First, let me elaborate some of the attractive and elaborate points of Mumbai tourism. Mumbai is and always been a mega city driven by power, wealth, glamour and fame, which have become the focal point of attraction of the folks visiting the place; they feel it is the best place to shape their dreams and aspirations. Moreover, it is also a city with strong historical artifacts and aesthetics-wonderful British, architecture, museums, beaches, and so on. However, it is the Arabian Sea and its preserved beauty, beatified by management which makes it more mesmerizing than any city.
Mumbai has great infrastructure as compared to other states of India, and some historical hotels such as Oberia and Taj hotel and a shrine of Haji Ali Dargah on the zoo of Arabian sea add to the city’s splendor. Around the sea is the Four lane Bandra -Worli sea link (officially called as Rajiv Gandhi sea link bridge ) which is built in a curved shape at the distance of 5,75Kms connecting North Mumbai to South Mumbai and from where the south Mumbai or Nariman point begins.
To preserve the beauty of the city and make it pollution less, its management has made some bold restraints like as smoke free zones, and auto rickshaws are not allowed to drive towards the south Mumbai and if a person may throw a small piece of paper or polythene on a road they are charged a fine of 200 hundred rupees. There is less inflow of international tourists as compared to domestic tourists.
Goa, the smallest state has great numbers of beaches and places of worship especially for the lovers of Christ. The oldest Basilica of Bom Jesus Church is located here in old Goa. Most European tourists love to spend some beautiful moments here. The lifestyle and behaviour are unique and different from other. As a historical testimony, Goa was under the control of Portuguese for almost four hundred decades and ultimately got freedom from Portuguese in 9 Dec,1961 and became a state of India. The Punjum city, the oldest city of Goa is situated on the bank of Arabian sea. The Boat cruising line is extraordinarily beautiful. It mesmerizes tourists of all stripes.
The inflow of international tourists is more than domestic tourists during the winter season as compared to summer.
I will now compare these two tourist places with Kashmir.
Both of above two states are made attractive by artificial beauty which depicts the mesmerizing attraction of tourists not only of domestic but also foreign ones. In contrast, Kashmir is known as a paradise on earth with its pristine natural beauty. But the fact is that our roads are bumpy and tourist destinations left to the ravages of humans. Our administrations, it appears, are not interested in making these into world class destination. The pristine beauty of Kashmir is modified by none other the nature itself.

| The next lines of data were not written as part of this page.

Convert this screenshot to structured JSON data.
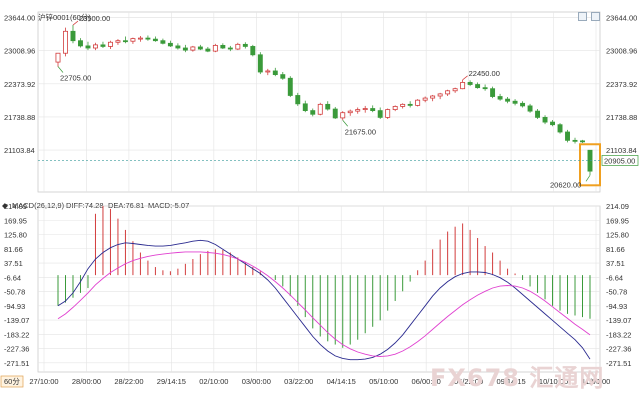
{
  "chart_data": {
    "type": "candlestick",
    "symbol": "沪锌0001",
    "period": "(60分)",
    "macd_header": "MACD(26,12,9)",
    "macd_values": {
      "diff": "DIFF:74.28",
      "dea": "DEA:76.81",
      "macd": "MACD:-5.07"
    },
    "price_axis": {
      "ticks": [
        "23644.00",
        "23008.96",
        "22373.92",
        "21738.88",
        "21103.84",
        "20620.00"
      ],
      "ylim": [
        20300,
        23750
      ]
    },
    "macd_axis": {
      "ticks": [
        "214.09",
        "169.95",
        "125.80",
        "81.66",
        "37.51",
        "-6.64",
        "-50.78",
        "-94.93",
        "-139.07",
        "-183.22",
        "-227.36",
        "-271.51"
      ],
      "ylim": [
        -300,
        214.09
      ]
    },
    "x_ticks": [
      "27/10:00",
      "28/00:00",
      "28/22:00",
      "29/14:15",
      "02/10:00",
      "03/00:00",
      "03/22:00",
      "04/14:15",
      "05/10:00",
      "06/00:00",
      "06/22:00",
      "09/14:15",
      "10/10:00",
      "11/00:00"
    ],
    "current_price": "20905.00",
    "annotations": [
      {
        "text": "23500.00",
        "color": "#d23c3c"
      },
      {
        "text": "22705.00",
        "color": "#3a9a3a"
      },
      {
        "text": "22450.00",
        "color": "#d23c3c"
      },
      {
        "text": "21675.00",
        "color": "#3a9a3a"
      },
      {
        "text": "20620.00",
        "color": "#3a9a3a"
      }
    ],
    "candles": [
      [
        22790,
        22960,
        22700,
        22960
      ],
      [
        22960,
        23450,
        22900,
        23380
      ],
      [
        23380,
        23500,
        23150,
        23200
      ],
      [
        23200,
        23250,
        23070,
        23100
      ],
      [
        23100,
        23180,
        23020,
        23060
      ],
      [
        23060,
        23160,
        23020,
        23120
      ],
      [
        23120,
        23180,
        23060,
        23090
      ],
      [
        23090,
        23200,
        23040,
        23170
      ],
      [
        23170,
        23230,
        23120,
        23200
      ],
      [
        23200,
        23280,
        23150,
        23190
      ],
      [
        23190,
        23260,
        23140,
        23240
      ],
      [
        23240,
        23290,
        23180,
        23250
      ],
      [
        23250,
        23300,
        23200,
        23230
      ],
      [
        23230,
        23280,
        23180,
        23200
      ],
      [
        23200,
        23240,
        23130,
        23150
      ],
      [
        23150,
        23200,
        23080,
        23100
      ],
      [
        23100,
        23150,
        23030,
        23060
      ],
      [
        23060,
        23120,
        22980,
        23020
      ],
      [
        23020,
        23100,
        22990,
        23080
      ],
      [
        23080,
        23120,
        23020,
        23040
      ],
      [
        23040,
        23080,
        22980,
        23000
      ],
      [
        23000,
        23140,
        22980,
        23110
      ],
      [
        23110,
        23150,
        23040,
        23060
      ],
      [
        23060,
        23100,
        23000,
        23040
      ],
      [
        23040,
        23160,
        23020,
        23130
      ],
      [
        23130,
        23170,
        23050,
        23090
      ],
      [
        23090,
        23120,
        22900,
        22930
      ],
      [
        22930,
        22980,
        22560,
        22600
      ],
      [
        22600,
        22660,
        22540,
        22620
      ],
      [
        22620,
        22680,
        22520,
        22550
      ],
      [
        22550,
        22600,
        22450,
        22480
      ],
      [
        22480,
        22520,
        22120,
        22150
      ],
      [
        22150,
        22200,
        21950,
        21990
      ],
      [
        21990,
        22050,
        21830,
        21860
      ],
      [
        21860,
        21900,
        21750,
        21790
      ],
      [
        21790,
        22010,
        21770,
        21980
      ],
      [
        21980,
        22040,
        21860,
        21890
      ],
      [
        21890,
        21930,
        21700,
        21720
      ],
      [
        21720,
        21850,
        21675,
        21820
      ],
      [
        21820,
        21880,
        21760,
        21850
      ],
      [
        21850,
        21920,
        21800,
        21880
      ],
      [
        21880,
        21950,
        21820,
        21900
      ],
      [
        21900,
        21960,
        21830,
        21860
      ],
      [
        21860,
        21920,
        21700,
        21730
      ],
      [
        21730,
        21900,
        21700,
        21880
      ],
      [
        21880,
        21960,
        21850,
        21940
      ],
      [
        21940,
        22000,
        21900,
        21980
      ],
      [
        21980,
        22040,
        21920,
        21960
      ],
      [
        21960,
        22080,
        21940,
        22060
      ],
      [
        22060,
        22130,
        22020,
        22100
      ],
      [
        22100,
        22160,
        22040,
        22140
      ],
      [
        22140,
        22200,
        22080,
        22180
      ],
      [
        22180,
        22260,
        22140,
        22240
      ],
      [
        22240,
        22300,
        22200,
        22280
      ],
      [
        22280,
        22450,
        22270,
        22400
      ],
      [
        22400,
        22440,
        22330,
        22360
      ],
      [
        22360,
        22400,
        22280,
        22300
      ],
      [
        22300,
        22360,
        22240,
        22280
      ],
      [
        22280,
        22320,
        22100,
        22130
      ],
      [
        22130,
        22180,
        22050,
        22080
      ],
      [
        22080,
        22120,
        22000,
        22040
      ],
      [
        22040,
        22080,
        21960,
        22000
      ],
      [
        22000,
        22040,
        21920,
        21950
      ],
      [
        21950,
        21990,
        21820,
        21850
      ],
      [
        21850,
        21890,
        21700,
        21730
      ],
      [
        21730,
        21770,
        21600,
        21640
      ],
      [
        21640,
        21680,
        21560,
        21590
      ],
      [
        21590,
        21620,
        21420,
        21450
      ],
      [
        21450,
        21490,
        21250,
        21290
      ],
      [
        21290,
        21340,
        21230,
        21280
      ],
      [
        21280,
        21300,
        21240,
        21270
      ],
      [
        21100,
        21100,
        20620,
        20700
      ]
    ],
    "macd_bars": [
      -95,
      -85,
      -70,
      -55,
      -40,
      190,
      214,
      205,
      175,
      140,
      105,
      70,
      45,
      25,
      15,
      12,
      20,
      35,
      50,
      65,
      75,
      80,
      78,
      70,
      55,
      40,
      25,
      12,
      0,
      -15,
      -35,
      -65,
      -95,
      -130,
      -165,
      -190,
      -205,
      -215,
      -225,
      -215,
      -200,
      -180,
      -160,
      -140,
      -110,
      -80,
      -50,
      -20,
      15,
      45,
      80,
      110,
      135,
      150,
      160,
      140,
      115,
      90,
      70,
      45,
      20,
      5,
      -15,
      -35,
      -55,
      -75,
      -95,
      -110,
      -120,
      -125,
      -130,
      -135
    ],
    "diff_line": [
      -95,
      -80,
      -55,
      -20,
      20,
      50,
      70,
      85,
      95,
      100,
      98,
      95,
      92,
      90,
      90,
      92,
      96,
      100,
      105,
      108,
      105,
      95,
      80,
      65,
      50,
      35,
      20,
      5,
      -15,
      -40,
      -70,
      -100,
      -130,
      -160,
      -190,
      -215,
      -235,
      -250,
      -258,
      -262,
      -262,
      -260,
      -255,
      -245,
      -230,
      -210,
      -185,
      -155,
      -125,
      -95,
      -65,
      -40,
      -20,
      -5,
      5,
      10,
      10,
      8,
      2,
      -8,
      -22,
      -40,
      -60,
      -80,
      -100,
      -120,
      -140,
      -160,
      -180,
      -200,
      -225,
      -260
    ],
    "dea_line": [
      -135,
      -120,
      -100,
      -78,
      -55,
      -30,
      -10,
      8,
      22,
      35,
      45,
      52,
      58,
      62,
      65,
      68,
      70,
      72,
      72,
      72,
      70,
      68,
      64,
      58,
      50,
      40,
      28,
      14,
      -2,
      -20,
      -40,
      -62,
      -85,
      -108,
      -132,
      -155,
      -178,
      -198,
      -215,
      -228,
      -238,
      -245,
      -250,
      -252,
      -250,
      -245,
      -235,
      -222,
      -206,
      -188,
      -168,
      -148,
      -128,
      -110,
      -92,
      -76,
      -62,
      -50,
      -40,
      -34,
      -32,
      -34,
      -40,
      -50,
      -64,
      -80,
      -98,
      -116,
      -134,
      -152,
      -168,
      -185
    ]
  },
  "ui": {
    "watermark_text": "FX678 汇通网",
    "period_button": "60分",
    "colors": {
      "up": "#d23c3c",
      "down": "#3a9a3a",
      "diff": "#2a2a8f",
      "dea": "#e040d0",
      "grid": "#e4e4e4",
      "highlight": "#f0a020"
    }
  }
}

As the world knows, Kashmir is rich in hospitality but it needs preservation , prudent management and modification. We ought to preserve it from pollution, environmental degradation and other forms of degradation.

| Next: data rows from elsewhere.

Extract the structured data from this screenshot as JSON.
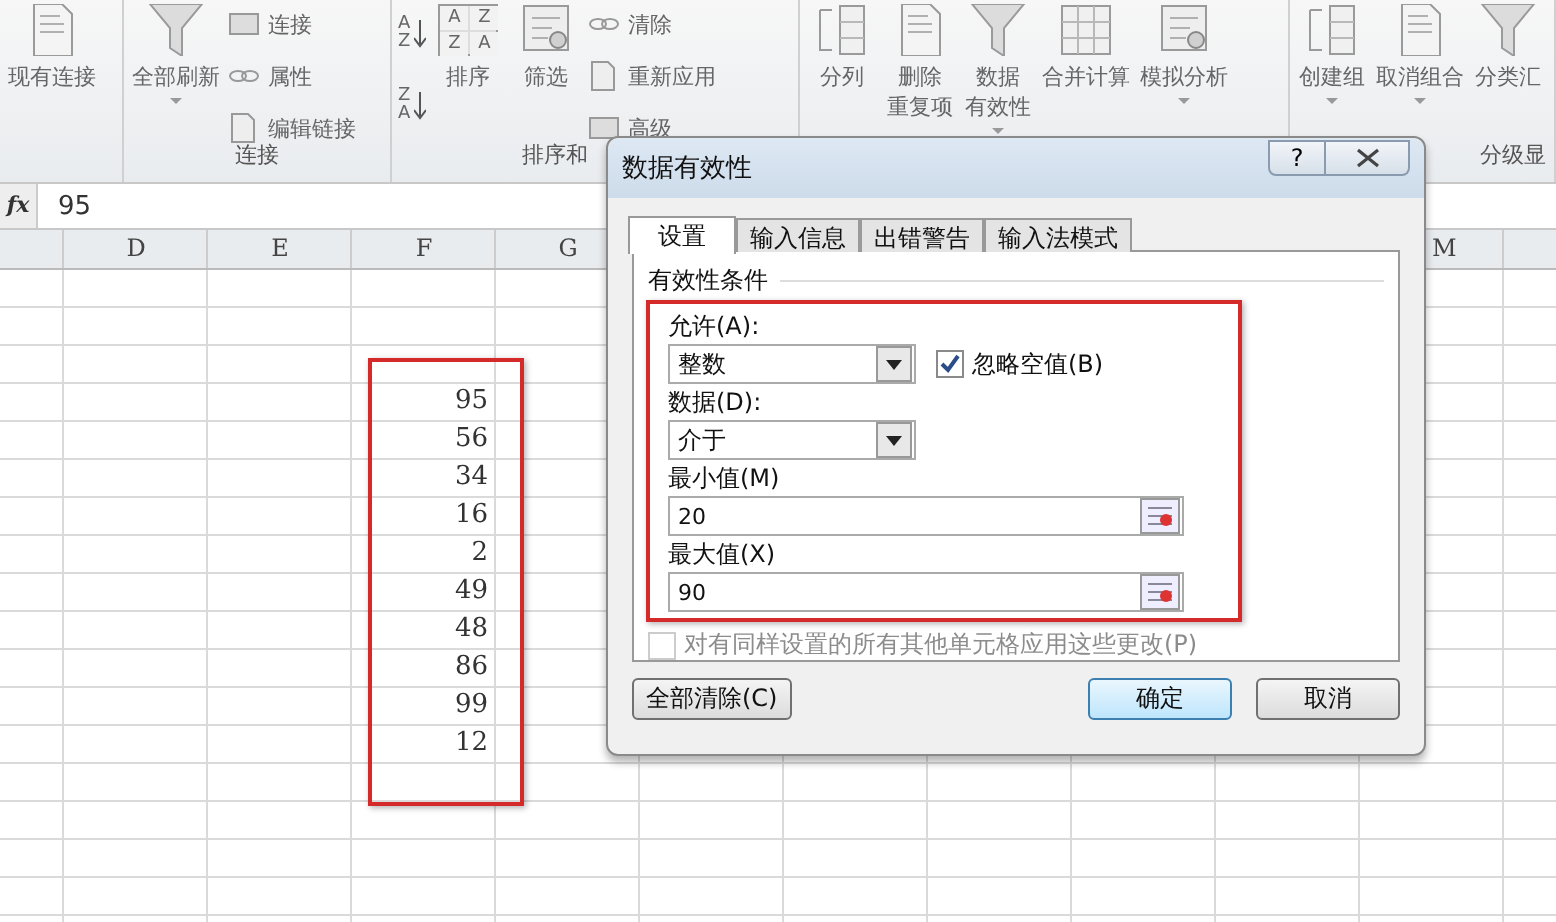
{
  "ribbon": {
    "groups": [
      {
        "items": [
          {
            "kind": "large",
            "label": "现有连接",
            "dropdown": false
          }
        ]
      },
      {
        "label": "连接",
        "items": [
          {
            "kind": "large",
            "label": "全部刷新",
            "dropdown": true
          },
          {
            "kind": "small_column",
            "entries": [
              "连接",
              "属性",
              "编辑链接"
            ]
          }
        ]
      },
      {
        "label": "排序和",
        "items": [
          {
            "kind": "sort_column",
            "buttons": [
              {
                "top": "A",
                "bottom": "Z"
              },
              {
                "top": "Z",
                "bottom": "A"
              }
            ]
          },
          {
            "kind": "large",
            "label": "排序",
            "dropdown": false,
            "grid_letters": [
              "A",
              "Z",
              "Z",
              "A"
            ]
          },
          {
            "kind": "large",
            "label": "筛选",
            "dropdown": false
          },
          {
            "kind": "small_column",
            "entries": [
              "清除",
              "重新应用",
              "高级"
            ]
          }
        ]
      },
      {
        "items": [
          {
            "kind": "large",
            "label": "分列",
            "dropdown": false
          },
          {
            "kind": "large",
            "label": "删除",
            "label_line_2": "重复项",
            "dropdown": false
          },
          {
            "kind": "large",
            "label": "数据",
            "label_line_2": "有效性",
            "dropdown": true
          },
          {
            "kind": "large",
            "label": "合并计算",
            "dropdown": false
          },
          {
            "kind": "large",
            "label": "模拟分析",
            "dropdown": true
          }
        ]
      },
      {
        "label": "分级显",
        "items": [
          {
            "kind": "large",
            "label": "创建组",
            "dropdown": true
          },
          {
            "kind": "large",
            "label": "取消组合",
            "dropdown": true
          },
          {
            "kind": "large",
            "label": "分类汇",
            "dropdown": false
          }
        ]
      }
    ]
  },
  "formula_bar": {
    "fx": "fx",
    "value": "95"
  },
  "sheet": {
    "headers_left": [
      "D",
      "E",
      "F",
      "G"
    ],
    "headers_right": [
      "M"
    ],
    "column_F_values": [
      "95",
      "56",
      "34",
      "16",
      "2",
      "49",
      "48",
      "86",
      "99",
      "12"
    ]
  },
  "dialog": {
    "title": "数据有效性",
    "help_button": "?",
    "tabs": [
      {
        "label": "设置",
        "selected": true
      },
      {
        "label": "输入信息",
        "selected": false
      },
      {
        "label": "出错警告",
        "selected": false
      },
      {
        "label": "输入法模式",
        "selected": false
      }
    ],
    "section_title": "有效性条件",
    "allow": {
      "label": "允许(A):",
      "value": "整数"
    },
    "ignore_blank": {
      "label": "忽略空值(B)",
      "checked": true
    },
    "data": {
      "label": "数据(D):",
      "value": "介于"
    },
    "minimum": {
      "label": "最小值(M)",
      "value": "20"
    },
    "maximum": {
      "label": "最大值(X)",
      "value": "90"
    },
    "apply_all": {
      "label": "对有同样设置的所有其他单元格应用这些更改(P)",
      "checked": false,
      "disabled": true
    },
    "buttons": [
      {
        "label": "全部清除(C)",
        "kind": "normal"
      },
      {
        "label": "确定",
        "kind": "default"
      },
      {
        "label": "取消",
        "kind": "normal"
      }
    ]
  }
}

Dal Lake and Wullar Lake, two prominent water bodies of Kashmir very well depict the management of tourism in Kashmir- these lakes are shrinking day by day. One department responsible for their upkeep, Lakes and Water Bodies Development Authority (LAWDA) is in deep slumber. This constitutes a travesty. It is high time that we should preserve these water bodies and, in the least, render these pollution less and clean. This is our moral and ethical duty.
— The author is a student of Tourism and Travel Management at the University of Kashmir. He can be reached at: [email protected]